The mentally ill have been often depicted in a criminalized manner. A large body of evidence suggests that the mentally ill are arrested, convicted, and sent to prison in proportions that surpass their actual criminal behavior (Skeem, Manchak, and Peterson, 2011). The mentally ill are often ‘referred’ to the criminal justice system due to poor or inappropriate resources in the mental health sector and this is due to the phenomenon of ‘deinstitutionalization’ seen in many countries in the last few decades (Hamden et al., 2011). The community mental health movement aimed at moving mental health away from a psychiatric hospital to the community has never been properly implemented in India. As a result of deinstitutionalization, the mentally ill increasingly come into contact with the police and courts, thus inflating the apparent relationship between crime and mental illness (Rai et al., 2014).
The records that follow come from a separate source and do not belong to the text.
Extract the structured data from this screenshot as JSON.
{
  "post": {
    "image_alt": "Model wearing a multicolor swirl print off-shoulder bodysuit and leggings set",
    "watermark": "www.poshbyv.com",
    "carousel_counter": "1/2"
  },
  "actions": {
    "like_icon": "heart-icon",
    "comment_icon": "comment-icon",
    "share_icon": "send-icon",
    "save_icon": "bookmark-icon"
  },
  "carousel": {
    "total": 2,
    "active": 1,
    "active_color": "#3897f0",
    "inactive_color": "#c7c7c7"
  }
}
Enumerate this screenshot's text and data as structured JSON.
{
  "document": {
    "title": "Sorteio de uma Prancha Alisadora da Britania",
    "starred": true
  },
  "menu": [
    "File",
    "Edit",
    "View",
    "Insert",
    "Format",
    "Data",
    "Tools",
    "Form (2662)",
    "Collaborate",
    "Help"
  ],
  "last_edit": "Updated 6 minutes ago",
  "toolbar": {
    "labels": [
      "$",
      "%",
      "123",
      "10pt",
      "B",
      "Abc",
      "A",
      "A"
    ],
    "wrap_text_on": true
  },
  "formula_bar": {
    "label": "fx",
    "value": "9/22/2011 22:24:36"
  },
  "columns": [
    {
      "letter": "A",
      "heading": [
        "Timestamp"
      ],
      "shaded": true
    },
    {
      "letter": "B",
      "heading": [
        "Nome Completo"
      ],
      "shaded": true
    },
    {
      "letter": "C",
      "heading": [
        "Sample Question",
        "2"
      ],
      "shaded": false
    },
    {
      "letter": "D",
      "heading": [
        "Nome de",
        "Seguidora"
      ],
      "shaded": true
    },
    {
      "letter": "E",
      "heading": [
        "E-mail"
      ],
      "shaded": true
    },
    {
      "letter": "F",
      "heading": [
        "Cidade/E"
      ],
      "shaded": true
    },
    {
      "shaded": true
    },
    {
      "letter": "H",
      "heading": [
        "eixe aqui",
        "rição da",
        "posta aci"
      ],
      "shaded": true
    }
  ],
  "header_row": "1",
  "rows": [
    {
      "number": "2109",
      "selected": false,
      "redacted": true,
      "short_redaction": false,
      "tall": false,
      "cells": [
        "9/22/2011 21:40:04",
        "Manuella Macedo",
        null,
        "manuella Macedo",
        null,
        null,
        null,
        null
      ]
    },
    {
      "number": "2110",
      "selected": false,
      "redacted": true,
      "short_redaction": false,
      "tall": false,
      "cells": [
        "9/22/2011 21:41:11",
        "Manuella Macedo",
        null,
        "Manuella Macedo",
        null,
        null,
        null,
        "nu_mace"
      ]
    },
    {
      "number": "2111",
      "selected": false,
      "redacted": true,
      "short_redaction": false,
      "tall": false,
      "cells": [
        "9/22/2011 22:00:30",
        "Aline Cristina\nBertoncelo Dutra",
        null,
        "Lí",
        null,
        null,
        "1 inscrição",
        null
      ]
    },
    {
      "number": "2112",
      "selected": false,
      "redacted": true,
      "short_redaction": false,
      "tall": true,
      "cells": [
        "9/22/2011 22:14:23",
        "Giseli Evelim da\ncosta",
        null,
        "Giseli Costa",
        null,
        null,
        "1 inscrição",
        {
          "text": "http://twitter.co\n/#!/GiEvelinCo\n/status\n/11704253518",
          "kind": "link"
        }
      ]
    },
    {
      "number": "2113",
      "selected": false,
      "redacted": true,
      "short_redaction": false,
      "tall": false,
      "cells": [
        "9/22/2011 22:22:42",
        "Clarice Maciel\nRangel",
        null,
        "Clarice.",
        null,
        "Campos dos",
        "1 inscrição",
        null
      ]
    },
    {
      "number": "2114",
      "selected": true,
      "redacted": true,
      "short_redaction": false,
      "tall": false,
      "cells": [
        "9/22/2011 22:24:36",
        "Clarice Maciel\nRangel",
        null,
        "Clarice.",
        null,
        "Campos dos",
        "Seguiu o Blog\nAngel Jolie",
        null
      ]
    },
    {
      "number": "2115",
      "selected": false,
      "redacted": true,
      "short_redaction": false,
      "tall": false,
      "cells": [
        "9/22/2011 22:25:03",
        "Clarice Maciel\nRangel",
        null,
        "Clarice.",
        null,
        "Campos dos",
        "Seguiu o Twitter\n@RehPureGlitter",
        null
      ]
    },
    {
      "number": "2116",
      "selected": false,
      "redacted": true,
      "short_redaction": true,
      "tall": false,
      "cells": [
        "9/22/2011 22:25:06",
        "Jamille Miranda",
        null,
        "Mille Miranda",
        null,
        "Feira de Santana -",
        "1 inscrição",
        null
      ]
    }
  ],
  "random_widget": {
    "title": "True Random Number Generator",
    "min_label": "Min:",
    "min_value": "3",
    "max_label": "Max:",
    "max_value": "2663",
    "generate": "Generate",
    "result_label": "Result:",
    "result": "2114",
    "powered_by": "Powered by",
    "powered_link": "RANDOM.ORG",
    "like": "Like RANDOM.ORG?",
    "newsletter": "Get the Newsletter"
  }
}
Many psychiatric patients abandoned by relatives take to the streets and are often arrested by the police for petty crimes as a preventive law and order measure (Golightley, 2014). Many of the symptoms of mental illness are behaviors considered to be antisocial or criminal, such as violence or wandering behavior (Fisher and Lieberman, 2013). Mental illness elevates the risk of arrest as detection and subsequent calls to the police are more likely in those with such problems (Smith and Alpert, 2007). There is also a bias in convictions, as the mentally ill are more likely to be charged and spend a long time in jail for similar crimes